Since the declaration of COVID-19 as a public health emergency of international concern, WHO’s Global TB Programme has monitored the impact of the pandemic on TB services and provided guidance and support.

Global targets

In 2014 and 2015, all Member States of WHO and the UN adopted the UN Sustainable Development Goals (SDGs) and WHO’s End TB Strategy. The SDGs and End TB Strategy both include targets and milestones for large reductions in TB incidence, TB deaths and costs faced by TB patients and their households.

The WHO End TB Strategy aims for a 90 per cent reduction in TB deaths and an 80 per cent reduction in the TB incidence rate by 2030, compared to the 2015 baseline. Milestones for 2020 include a 20% reduction in the TB incidence rate and a 35% reduction in TB deaths.

The UN Political Declaration on TB also included 4 new targets for the period 2018-2022:

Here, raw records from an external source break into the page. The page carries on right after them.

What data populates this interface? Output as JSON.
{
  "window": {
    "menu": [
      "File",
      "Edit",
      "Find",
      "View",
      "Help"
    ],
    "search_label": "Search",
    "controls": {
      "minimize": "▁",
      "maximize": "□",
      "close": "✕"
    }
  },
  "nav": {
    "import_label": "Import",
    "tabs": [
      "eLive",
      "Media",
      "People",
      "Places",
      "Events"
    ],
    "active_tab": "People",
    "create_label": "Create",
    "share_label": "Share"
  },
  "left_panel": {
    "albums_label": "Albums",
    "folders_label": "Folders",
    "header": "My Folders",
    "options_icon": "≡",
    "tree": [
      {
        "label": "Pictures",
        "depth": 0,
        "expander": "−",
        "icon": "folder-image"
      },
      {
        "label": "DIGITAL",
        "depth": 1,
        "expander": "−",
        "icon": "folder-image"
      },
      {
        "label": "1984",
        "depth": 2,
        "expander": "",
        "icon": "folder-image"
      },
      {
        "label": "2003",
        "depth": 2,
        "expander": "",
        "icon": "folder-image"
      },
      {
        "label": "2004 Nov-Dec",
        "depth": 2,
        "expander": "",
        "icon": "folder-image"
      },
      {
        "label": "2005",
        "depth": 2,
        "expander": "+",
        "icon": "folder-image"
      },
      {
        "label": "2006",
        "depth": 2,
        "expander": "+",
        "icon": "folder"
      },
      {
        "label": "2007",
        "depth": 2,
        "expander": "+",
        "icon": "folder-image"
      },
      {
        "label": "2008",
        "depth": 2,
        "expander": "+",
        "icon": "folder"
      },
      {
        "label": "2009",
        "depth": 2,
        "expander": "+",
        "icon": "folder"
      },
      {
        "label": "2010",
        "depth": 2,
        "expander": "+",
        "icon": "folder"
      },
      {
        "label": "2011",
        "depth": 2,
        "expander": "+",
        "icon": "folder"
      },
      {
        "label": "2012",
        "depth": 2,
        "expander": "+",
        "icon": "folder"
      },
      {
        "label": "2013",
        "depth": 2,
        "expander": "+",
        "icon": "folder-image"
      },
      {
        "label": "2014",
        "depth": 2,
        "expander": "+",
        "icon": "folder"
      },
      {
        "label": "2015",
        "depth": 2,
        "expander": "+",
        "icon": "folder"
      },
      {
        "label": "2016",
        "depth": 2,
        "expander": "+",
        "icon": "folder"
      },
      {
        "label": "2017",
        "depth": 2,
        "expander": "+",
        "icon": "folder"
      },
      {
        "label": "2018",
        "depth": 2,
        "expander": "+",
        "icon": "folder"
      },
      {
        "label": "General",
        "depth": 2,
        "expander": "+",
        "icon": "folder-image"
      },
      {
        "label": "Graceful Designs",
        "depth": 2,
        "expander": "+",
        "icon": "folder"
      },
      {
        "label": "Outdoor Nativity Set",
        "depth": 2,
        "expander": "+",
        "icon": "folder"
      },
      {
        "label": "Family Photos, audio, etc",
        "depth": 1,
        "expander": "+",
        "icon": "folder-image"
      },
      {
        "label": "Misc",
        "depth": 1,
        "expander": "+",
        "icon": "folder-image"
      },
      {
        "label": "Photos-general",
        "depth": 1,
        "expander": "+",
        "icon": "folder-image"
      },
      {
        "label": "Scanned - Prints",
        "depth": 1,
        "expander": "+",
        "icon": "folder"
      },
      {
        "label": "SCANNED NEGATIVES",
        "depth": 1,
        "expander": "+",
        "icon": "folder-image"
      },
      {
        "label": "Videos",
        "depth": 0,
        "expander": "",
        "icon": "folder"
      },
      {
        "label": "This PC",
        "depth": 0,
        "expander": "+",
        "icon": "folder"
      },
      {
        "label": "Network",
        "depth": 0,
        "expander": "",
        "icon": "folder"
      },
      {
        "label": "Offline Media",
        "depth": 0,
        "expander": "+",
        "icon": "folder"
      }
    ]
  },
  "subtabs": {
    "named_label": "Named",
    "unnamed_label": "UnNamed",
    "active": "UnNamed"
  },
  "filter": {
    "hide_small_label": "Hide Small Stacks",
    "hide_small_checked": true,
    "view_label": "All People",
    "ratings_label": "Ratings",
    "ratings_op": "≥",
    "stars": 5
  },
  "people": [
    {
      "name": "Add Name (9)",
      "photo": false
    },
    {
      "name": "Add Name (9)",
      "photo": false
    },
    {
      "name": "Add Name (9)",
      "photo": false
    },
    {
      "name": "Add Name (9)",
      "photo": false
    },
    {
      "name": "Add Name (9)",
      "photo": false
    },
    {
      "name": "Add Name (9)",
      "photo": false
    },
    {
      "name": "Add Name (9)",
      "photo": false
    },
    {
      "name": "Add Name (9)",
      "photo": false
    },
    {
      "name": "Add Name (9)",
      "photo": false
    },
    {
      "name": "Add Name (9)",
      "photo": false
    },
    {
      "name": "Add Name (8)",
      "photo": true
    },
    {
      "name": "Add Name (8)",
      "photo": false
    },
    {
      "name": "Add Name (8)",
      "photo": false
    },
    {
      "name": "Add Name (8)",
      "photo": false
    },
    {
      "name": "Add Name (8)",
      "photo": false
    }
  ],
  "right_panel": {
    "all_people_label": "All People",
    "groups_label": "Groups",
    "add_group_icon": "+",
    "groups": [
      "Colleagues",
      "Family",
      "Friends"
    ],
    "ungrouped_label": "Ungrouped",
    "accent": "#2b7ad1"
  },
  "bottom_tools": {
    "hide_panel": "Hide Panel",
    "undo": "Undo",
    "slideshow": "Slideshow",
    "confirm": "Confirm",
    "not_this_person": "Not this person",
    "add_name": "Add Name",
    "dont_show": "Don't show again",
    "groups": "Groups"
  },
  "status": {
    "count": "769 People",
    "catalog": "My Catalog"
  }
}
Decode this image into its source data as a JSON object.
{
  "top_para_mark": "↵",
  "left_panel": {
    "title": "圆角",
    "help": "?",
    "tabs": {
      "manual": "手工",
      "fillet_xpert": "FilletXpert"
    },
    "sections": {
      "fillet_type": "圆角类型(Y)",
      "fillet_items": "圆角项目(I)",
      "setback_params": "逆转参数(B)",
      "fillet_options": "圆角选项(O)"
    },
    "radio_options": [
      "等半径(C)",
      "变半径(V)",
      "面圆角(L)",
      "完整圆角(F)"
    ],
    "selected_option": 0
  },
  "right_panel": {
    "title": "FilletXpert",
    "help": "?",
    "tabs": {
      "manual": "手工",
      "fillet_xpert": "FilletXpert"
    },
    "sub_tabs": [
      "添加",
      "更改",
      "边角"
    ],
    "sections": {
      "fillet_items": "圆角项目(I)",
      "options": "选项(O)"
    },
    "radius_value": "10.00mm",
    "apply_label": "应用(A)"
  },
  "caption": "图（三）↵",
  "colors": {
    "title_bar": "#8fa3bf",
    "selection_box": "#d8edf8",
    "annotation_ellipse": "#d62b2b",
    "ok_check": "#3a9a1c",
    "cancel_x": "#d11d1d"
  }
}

  • Treat 40 million people for TB disease
  • Reach at least 30 million people with TB preventive treatment for a latent TB infection
  • Mobilize at least US$13 billion annually for universal access to TB diagnosis, treatment and care
  • Mobilize at least US$2 billion annually for TB research

TB facts

Tuberculosis (TB), the second (after COVID- 19) deadliest infectious killer, is caused by bacteria (Mycobacterium tuberculosis) that most often affect the lungs. It can spread when people who are sick with TB expel bacteria into the air – for example, by coughing.

Approximately 90 percent of those who fall sick with TB each year live in 30 countries. Most people who develop the disease are adults –in 2020 - men accounted for 56% of all TB cases, adult women accounted for 33% and children for 11%. Many new cases of TB are attributable to five risk factors: undernutrition, HIV infection, alcohol use disorders, smoking and diabetes.

TB is preventable and curable. About 85% of people who develop TB disease can be successfully treated with a 6-month drug regimen; treatment has the added benefit of curtailing onward transmission of infection.


[1] 30 countries with the highest burden of TB include: Angola, Bangladesh, Brazil, Central African Republic, China, Congo, Democratic People’s Republic of Korea, Democratic Republic of Congo, Ethiopia, Gabon, India, Indonesia, Kenya, Lesotho, Liberia, Mongolia, Mozambique, Myanmar, Namibia, Nigeria, Pakistan, Papua New Guinea, Philippines, Sierra Leone, South Africa, Thailand, Uganda, United Republic of Tanzania, Viet Nam and Zambia.